    I own a 7-year-old iMac which is still functioning well. It is running the latest Monterey OS (12.6.4). I am a computer-fluent person. I used the computer when I was a member of the faculty at a university which I left more than 4 years ago. My department allowed me to keep the computer after leaving. When I tried to reinstall it after reformatting the hard disk (for an unrelated matter) I found it is still under the remote management of the university. I was unable to proceed. After discussing this with Apple, I contacted the university and asked them to remove the serial number of my computer from their system. I am contacting you because my request seems to have received little attention. I don’t know if and when they’ll attend to it. This is why I was glad to find the line command that appears on the macOSX website. When the computer is rebooted in recovery mode, it is possible to use the terminal utility. Unfortunately, the line command didn’t work. First, and to my surprise, the command was not recognized. Second, after I removed it, the computer was unable to find a plist file. Apparently, the line command needs to be revised so it is compatible with my computer and its operating system. I have tried other more complicated line command sequences, all of which didn’t work. Would you be able to work with me through either email or texting to configure your line command, so it works for me? I am close to desperation. THANK YOU

  • Rich

    I purchased a MacBook Pro from someone on Letgo and it turns out that the computer was owned by Uber and can still be remotely managed. Is there a way to prevent them from locking or erasing it remotely?

    • Eric

      Hi Rich,
      The steps above should allow you to disable remote management as long as your login has admin permissions. Once remote management is disabled that should prevent them from being able to do anything unless they have some third-party software installed that would allow them to remotely manage things on it. If that is the case you would need to find the software and disable it or uninstall it. If you have your data backed up or don’t have anything on the system that you need to keep, you might consider doing a factory reset of the computer. This will ensure that you have a fresh macOS and no third-party software is installed since it will remove everything. You can find more information on doing a factory reset here:

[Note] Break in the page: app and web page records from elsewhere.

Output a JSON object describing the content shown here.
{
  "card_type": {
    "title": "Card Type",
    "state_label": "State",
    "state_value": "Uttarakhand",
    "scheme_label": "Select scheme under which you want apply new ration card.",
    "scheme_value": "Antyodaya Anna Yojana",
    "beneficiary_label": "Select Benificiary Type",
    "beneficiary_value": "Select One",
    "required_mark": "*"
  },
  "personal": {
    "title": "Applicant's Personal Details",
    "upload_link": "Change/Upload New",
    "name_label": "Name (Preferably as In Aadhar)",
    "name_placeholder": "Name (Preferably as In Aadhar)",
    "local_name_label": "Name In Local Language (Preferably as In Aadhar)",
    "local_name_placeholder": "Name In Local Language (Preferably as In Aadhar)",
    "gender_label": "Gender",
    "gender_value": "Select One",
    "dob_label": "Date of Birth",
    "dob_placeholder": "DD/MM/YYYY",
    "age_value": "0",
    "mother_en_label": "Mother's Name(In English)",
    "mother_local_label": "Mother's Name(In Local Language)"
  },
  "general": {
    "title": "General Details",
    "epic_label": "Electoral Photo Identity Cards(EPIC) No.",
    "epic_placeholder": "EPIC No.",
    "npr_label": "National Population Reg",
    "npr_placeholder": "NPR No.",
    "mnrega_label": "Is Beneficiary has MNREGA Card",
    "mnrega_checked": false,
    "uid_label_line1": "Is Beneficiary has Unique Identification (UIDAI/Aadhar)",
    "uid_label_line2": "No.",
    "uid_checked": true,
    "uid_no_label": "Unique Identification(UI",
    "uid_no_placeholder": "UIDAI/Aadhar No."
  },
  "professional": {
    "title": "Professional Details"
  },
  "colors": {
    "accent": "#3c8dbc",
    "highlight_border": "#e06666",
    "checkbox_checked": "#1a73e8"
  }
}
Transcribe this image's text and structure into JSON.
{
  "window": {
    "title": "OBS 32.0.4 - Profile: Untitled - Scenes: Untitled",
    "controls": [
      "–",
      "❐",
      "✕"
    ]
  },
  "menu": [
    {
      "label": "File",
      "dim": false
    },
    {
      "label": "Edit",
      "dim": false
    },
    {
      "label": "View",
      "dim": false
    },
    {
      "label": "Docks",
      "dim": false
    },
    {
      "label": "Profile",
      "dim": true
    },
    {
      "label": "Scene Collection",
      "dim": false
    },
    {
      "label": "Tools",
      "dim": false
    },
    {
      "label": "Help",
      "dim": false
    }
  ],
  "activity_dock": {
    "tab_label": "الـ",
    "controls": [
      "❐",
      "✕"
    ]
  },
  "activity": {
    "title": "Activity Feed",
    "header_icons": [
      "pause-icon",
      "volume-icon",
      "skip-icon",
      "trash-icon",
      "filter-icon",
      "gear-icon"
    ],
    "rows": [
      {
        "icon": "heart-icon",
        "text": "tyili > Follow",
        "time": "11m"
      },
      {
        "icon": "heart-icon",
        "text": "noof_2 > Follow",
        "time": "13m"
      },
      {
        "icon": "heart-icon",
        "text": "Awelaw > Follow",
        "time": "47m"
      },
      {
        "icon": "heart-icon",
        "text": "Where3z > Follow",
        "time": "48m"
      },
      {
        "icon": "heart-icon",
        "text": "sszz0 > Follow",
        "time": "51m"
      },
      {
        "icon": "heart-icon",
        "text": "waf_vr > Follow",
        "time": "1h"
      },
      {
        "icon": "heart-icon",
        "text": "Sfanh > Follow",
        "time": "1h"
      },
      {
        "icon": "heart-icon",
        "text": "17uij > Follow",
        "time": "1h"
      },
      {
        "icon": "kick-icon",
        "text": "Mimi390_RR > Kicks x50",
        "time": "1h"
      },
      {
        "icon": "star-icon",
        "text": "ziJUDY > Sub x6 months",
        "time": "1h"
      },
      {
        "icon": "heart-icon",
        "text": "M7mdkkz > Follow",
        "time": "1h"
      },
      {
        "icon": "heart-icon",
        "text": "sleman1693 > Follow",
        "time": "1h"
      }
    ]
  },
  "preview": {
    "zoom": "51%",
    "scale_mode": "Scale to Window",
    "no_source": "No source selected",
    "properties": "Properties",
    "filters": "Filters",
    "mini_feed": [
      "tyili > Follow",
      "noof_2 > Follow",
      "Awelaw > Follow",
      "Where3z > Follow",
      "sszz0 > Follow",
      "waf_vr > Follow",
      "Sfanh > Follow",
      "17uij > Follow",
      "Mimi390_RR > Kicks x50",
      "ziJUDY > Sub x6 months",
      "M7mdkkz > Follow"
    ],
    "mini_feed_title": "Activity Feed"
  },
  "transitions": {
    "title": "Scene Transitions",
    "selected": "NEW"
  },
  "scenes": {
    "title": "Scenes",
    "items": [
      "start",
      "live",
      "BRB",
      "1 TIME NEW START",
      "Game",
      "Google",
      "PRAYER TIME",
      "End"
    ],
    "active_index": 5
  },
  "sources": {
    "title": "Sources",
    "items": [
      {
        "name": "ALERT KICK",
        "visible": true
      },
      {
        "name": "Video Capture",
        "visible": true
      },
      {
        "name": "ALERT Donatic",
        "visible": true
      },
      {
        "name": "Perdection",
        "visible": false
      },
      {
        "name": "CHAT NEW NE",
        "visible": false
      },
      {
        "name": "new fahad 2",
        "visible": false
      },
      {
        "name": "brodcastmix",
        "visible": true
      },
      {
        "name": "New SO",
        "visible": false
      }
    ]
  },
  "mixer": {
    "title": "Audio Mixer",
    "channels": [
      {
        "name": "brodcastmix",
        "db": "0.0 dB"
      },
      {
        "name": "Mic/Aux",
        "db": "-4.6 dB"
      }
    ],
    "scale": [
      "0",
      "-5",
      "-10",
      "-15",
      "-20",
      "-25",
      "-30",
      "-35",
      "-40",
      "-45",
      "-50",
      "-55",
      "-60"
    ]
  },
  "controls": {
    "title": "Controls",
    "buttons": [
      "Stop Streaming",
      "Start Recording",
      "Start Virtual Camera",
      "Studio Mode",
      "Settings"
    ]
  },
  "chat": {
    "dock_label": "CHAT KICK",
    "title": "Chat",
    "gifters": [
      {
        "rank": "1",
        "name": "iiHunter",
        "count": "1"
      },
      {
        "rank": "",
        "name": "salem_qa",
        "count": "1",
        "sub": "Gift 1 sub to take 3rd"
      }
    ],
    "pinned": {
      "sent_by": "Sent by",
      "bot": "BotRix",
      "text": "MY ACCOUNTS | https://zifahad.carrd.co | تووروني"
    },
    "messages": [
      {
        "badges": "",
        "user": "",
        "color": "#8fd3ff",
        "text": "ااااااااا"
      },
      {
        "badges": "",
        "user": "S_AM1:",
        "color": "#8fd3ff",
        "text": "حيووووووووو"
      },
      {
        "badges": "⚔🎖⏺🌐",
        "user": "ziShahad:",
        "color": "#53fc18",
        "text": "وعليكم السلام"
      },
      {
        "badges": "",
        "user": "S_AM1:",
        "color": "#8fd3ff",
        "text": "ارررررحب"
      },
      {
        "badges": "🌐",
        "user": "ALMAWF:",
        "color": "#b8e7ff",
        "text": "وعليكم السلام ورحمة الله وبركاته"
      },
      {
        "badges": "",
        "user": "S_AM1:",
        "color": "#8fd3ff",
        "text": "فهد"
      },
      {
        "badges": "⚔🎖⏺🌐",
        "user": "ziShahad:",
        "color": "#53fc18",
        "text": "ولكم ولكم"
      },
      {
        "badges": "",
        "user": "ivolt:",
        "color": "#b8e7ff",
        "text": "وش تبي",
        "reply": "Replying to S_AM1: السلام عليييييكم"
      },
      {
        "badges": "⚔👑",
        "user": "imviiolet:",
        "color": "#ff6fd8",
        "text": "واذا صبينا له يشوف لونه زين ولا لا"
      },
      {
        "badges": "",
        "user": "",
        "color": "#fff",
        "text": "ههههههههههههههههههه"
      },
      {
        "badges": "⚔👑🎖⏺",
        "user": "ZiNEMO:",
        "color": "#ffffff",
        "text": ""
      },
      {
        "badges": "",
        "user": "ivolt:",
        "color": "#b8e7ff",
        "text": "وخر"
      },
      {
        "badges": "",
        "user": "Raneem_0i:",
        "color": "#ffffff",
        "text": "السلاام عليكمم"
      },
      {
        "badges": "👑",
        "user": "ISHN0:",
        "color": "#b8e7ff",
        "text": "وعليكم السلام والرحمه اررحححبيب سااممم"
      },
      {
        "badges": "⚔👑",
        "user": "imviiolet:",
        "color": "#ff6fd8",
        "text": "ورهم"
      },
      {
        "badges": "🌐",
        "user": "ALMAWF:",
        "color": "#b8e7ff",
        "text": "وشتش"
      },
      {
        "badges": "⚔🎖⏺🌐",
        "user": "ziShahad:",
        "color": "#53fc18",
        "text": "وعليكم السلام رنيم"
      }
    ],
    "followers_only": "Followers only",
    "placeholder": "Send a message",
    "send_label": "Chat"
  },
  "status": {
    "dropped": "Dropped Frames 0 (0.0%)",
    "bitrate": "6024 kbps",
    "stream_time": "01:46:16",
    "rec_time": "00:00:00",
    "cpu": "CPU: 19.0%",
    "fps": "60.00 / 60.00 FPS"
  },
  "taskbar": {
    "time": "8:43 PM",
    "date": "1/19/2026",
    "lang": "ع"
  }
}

      If you do decide to reset your system back to the original factory settings, be aware that it will wipe everything from your machine, so you will want to make sure you have a good backup before you start if you have data you need to preserve. If you are not comfortable with the process, then getting support from Apple is a good idea, but if you are comfortable, it may be a good solution.

      I hope one of these solutions works for you!